Donovan Mitchell, shooting guard, Louisville, 6-1, 210. Some might suggest the Bulls select Duke’s Luke Kennard, who is the more classic size for a shooting guard, close to 6-6 and 200 pounds. Plus he’s probably just behind Monk as the top shooting guard in the class. But athletic ability and defense would be the issue with him, and the Bulls have had great shooters who struggle with defense. I’m guessing Jimmy Butler remains with the team and it would be good to have another high level athlete to play with him and another player who can defend the perimeter. Perhaps not your 6-7 forwards, but strength and quickness is perhaps more vital on defense than size. There are several good big men, like John Collins of Wake Forest, Texas’ Jarrett Allen. Bam Adebayo of Kentucky, Harry Giles of Duke and Ivan Rabb of California. They have appeared on draft lists recommended (or guessed) for the Bulls. There’s athletic, 6-4 shooting guard Hamidou Diallo of Kentucky. Just spectating, though, since he never played in college or worked out for NBA scouts. Supposedly, he has a nice smile. Mitchell also could move up in the draft given his athletic abilities, but he feels like the right fit for this Bulls team.
Nigel Williams-Goss, point guard, Gonzaga, 6-2, 190. This is the pick from the Luol Deng trade that never quite became the lottery pick the Bulls hoped given the Kings’ ineptitude. You never know who might slip through the first round, and the Bucks probably have the rookie of the year with a second rounder. The Celtics have their leading scorer from the second round. There are several players with big ifs in this draft because of injury, like Indiana’s OG Anunoby and Duke’s Giles. Maybe teams don’t take the risk for a guaranteed deal. Or Diallo who didn’t play for anyone. Probably players like Duke’s Frank Jackson, South Carolina’s P.J. Dozier, Alec Peters of Valparaiso, Purdue Caleb Swanigan, Florida State shooting guard Dwyane Bacon or international big man Isaiah Hartenstein. With all the point guard tryouts the Bulls had last season, no one but Rajon Rondo was a playmaker. Nigel-Goss isn’t one of those super athletes. But he’s a pure point guard who can run an offense, shoot well and keep the ball moving. Maybe Fred Hoiberg lobbies for Iowa State point guard Monte Morris, who also is a good shooter and known for taking care of the ball on offense. The Bulls still need that backup point guard, as the playoffs after Game 2 demonstrated.

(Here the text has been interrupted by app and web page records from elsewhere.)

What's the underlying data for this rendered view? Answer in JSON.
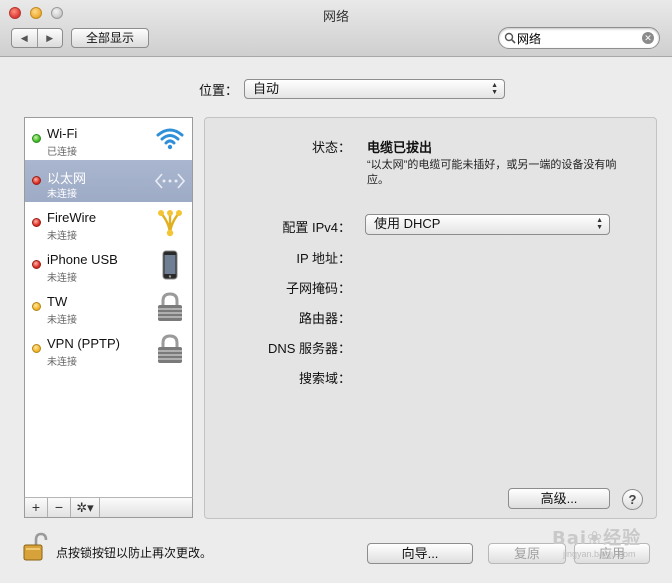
{
  "window": {
    "title": "网络"
  },
  "toolbar": {
    "back_label": "◀",
    "forward_label": "▶",
    "show_all_label": "全部显示"
  },
  "search": {
    "value": "网络"
  },
  "location": {
    "label": "位置：",
    "value": "自动"
  },
  "services": [
    {
      "name": "Wi-Fi",
      "status": "已连接",
      "dot": "green",
      "icon": "wifi-icon",
      "selected": false
    },
    {
      "name": "以太网",
      "status": "未连接",
      "dot": "red",
      "icon": "ethernet-icon",
      "selected": true
    },
    {
      "name": "FireWire",
      "status": "未连接",
      "dot": "red",
      "icon": "firewire-icon",
      "selected": false
    },
    {
      "name": "iPhone USB",
      "status": "未连接",
      "dot": "red",
      "icon": "iphone-icon",
      "selected": false
    },
    {
      "name": "TW",
      "status": "未连接",
      "dot": "yellow",
      "icon": "vpn-lock-icon",
      "selected": false
    },
    {
      "name": "VPN (PPTP)",
      "status": "未连接",
      "dot": "yellow",
      "icon": "vpn-lock-icon",
      "selected": false
    }
  ],
  "sidebar_buttons": {
    "add": "+",
    "remove": "−",
    "gear": "✲▾"
  },
  "detail": {
    "status_label": "状态：",
    "status_value": "电缆已拔出",
    "status_desc": "“以太网”的电缆可能未插好，或另一端的设备没有响应。",
    "ipv4_label": "配置 IPv4：",
    "ipv4_value": "使用 DHCP",
    "ip_label": "IP 地址：",
    "subnet_label": "子网掩码：",
    "router_label": "路由器：",
    "dns_label": "DNS 服务器：",
    "search_domain_label": "搜索域：",
    "advanced_label": "高级...",
    "help_label": "?"
  },
  "footer": {
    "lock_text": "点按锁按钮以防止再次更改。",
    "assist_label": "向导...",
    "revert_label": "复原",
    "apply_label": "应用"
  },
  "watermark": {
    "text": "Bai❀经验",
    "sub": "jingyan.baidu.com"
  },
  "colors": {
    "selection": "#a3afca",
    "status_green": "#3bb524",
    "status_red": "#d8281e",
    "status_yellow": "#f0b323"
  }
}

The fun and guessing just begins.
The contents of this page have not been reviewed or endorsed by the Chicago Bulls. All opinions expressed by Sam Smith are solely his own and do not reflect the opinions of the Chicago Bulls or its Basketball Operations staff, parent company, partners, or sponsors. His sources are not known to the Bulls and he has no special access to information beyond the access and privileges that go along with being an NBA accredited member of the media.